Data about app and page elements
▼▼▼

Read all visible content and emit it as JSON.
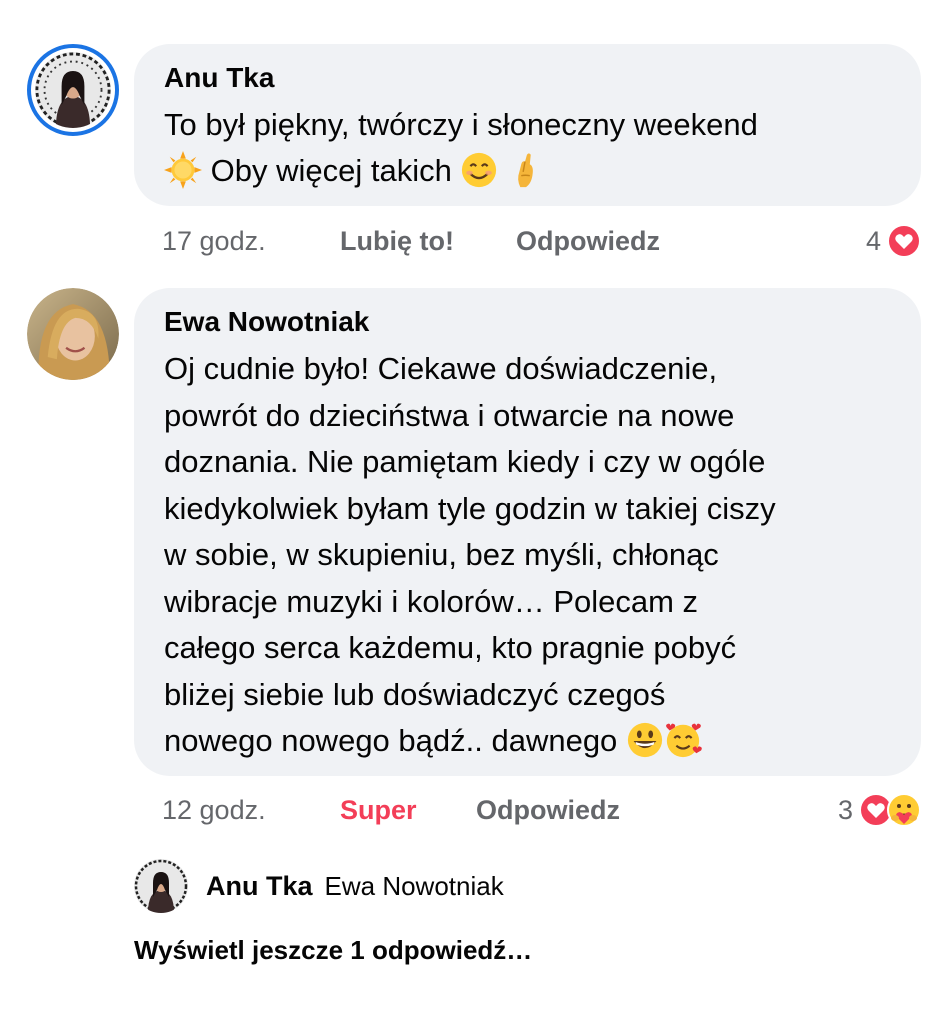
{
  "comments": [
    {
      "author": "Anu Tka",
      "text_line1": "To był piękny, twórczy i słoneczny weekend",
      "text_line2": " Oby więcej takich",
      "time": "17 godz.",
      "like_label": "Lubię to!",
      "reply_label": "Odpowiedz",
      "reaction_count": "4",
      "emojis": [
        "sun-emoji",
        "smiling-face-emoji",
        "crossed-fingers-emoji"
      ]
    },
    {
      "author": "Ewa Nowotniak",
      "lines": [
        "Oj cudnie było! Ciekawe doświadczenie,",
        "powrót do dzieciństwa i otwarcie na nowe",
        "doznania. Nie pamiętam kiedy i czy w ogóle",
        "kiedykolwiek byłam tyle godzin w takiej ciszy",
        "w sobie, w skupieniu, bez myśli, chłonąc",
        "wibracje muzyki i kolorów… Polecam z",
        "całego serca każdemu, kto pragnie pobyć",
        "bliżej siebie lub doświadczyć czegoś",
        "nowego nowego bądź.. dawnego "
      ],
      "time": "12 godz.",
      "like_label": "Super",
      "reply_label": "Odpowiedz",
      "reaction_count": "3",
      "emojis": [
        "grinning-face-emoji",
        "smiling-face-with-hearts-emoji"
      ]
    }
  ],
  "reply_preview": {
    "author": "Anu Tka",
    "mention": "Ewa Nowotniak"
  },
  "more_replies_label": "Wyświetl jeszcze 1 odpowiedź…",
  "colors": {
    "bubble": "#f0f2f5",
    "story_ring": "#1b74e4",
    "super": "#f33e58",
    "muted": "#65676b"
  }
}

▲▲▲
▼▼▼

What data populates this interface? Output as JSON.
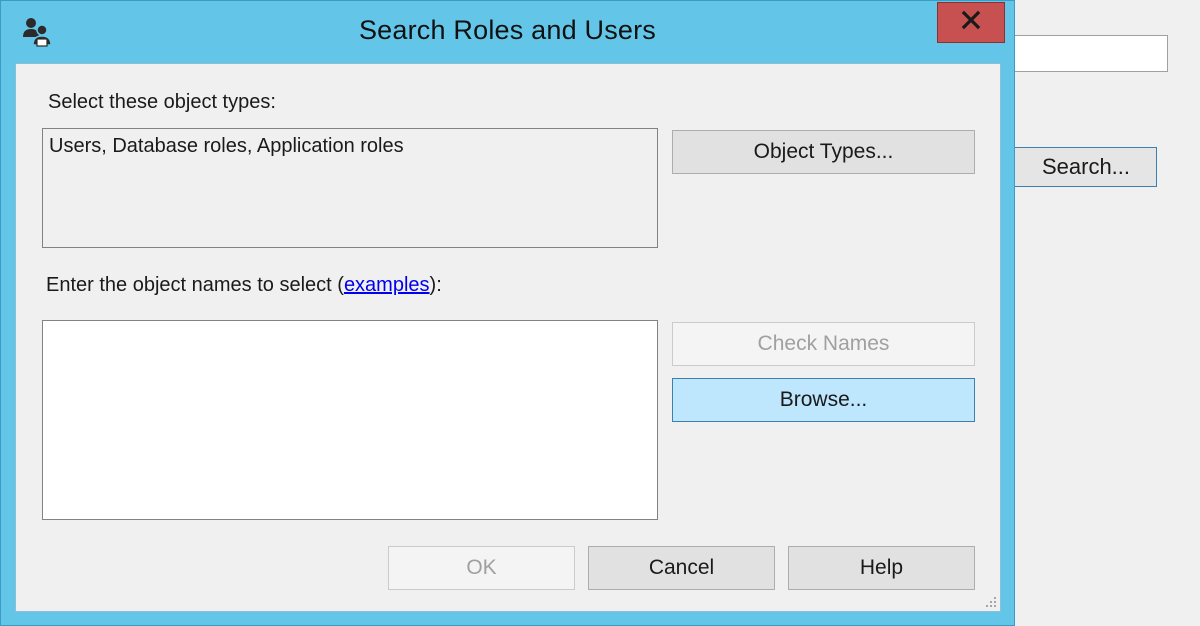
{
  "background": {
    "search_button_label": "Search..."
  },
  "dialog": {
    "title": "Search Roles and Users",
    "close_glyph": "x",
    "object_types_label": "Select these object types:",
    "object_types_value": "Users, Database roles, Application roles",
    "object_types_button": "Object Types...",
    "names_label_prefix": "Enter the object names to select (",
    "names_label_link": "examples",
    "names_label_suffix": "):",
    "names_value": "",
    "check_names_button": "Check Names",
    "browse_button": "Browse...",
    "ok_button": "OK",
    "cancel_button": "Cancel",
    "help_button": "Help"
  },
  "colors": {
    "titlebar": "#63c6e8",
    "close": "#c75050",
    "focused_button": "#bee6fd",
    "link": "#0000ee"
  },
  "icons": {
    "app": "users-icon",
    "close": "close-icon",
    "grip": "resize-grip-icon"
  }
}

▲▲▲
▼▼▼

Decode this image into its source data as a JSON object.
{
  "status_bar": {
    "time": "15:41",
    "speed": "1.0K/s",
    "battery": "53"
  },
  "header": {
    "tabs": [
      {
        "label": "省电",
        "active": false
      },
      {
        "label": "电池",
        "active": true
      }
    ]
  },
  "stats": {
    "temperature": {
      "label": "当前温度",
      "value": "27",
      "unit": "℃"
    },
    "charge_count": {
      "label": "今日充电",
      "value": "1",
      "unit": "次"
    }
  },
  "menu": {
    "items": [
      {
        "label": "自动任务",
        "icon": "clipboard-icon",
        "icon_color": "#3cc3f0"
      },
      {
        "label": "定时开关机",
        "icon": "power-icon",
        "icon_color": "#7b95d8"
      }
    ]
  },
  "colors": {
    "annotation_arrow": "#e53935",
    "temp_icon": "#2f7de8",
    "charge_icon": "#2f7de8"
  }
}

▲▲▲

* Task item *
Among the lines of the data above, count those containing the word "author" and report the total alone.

* Task answer *
3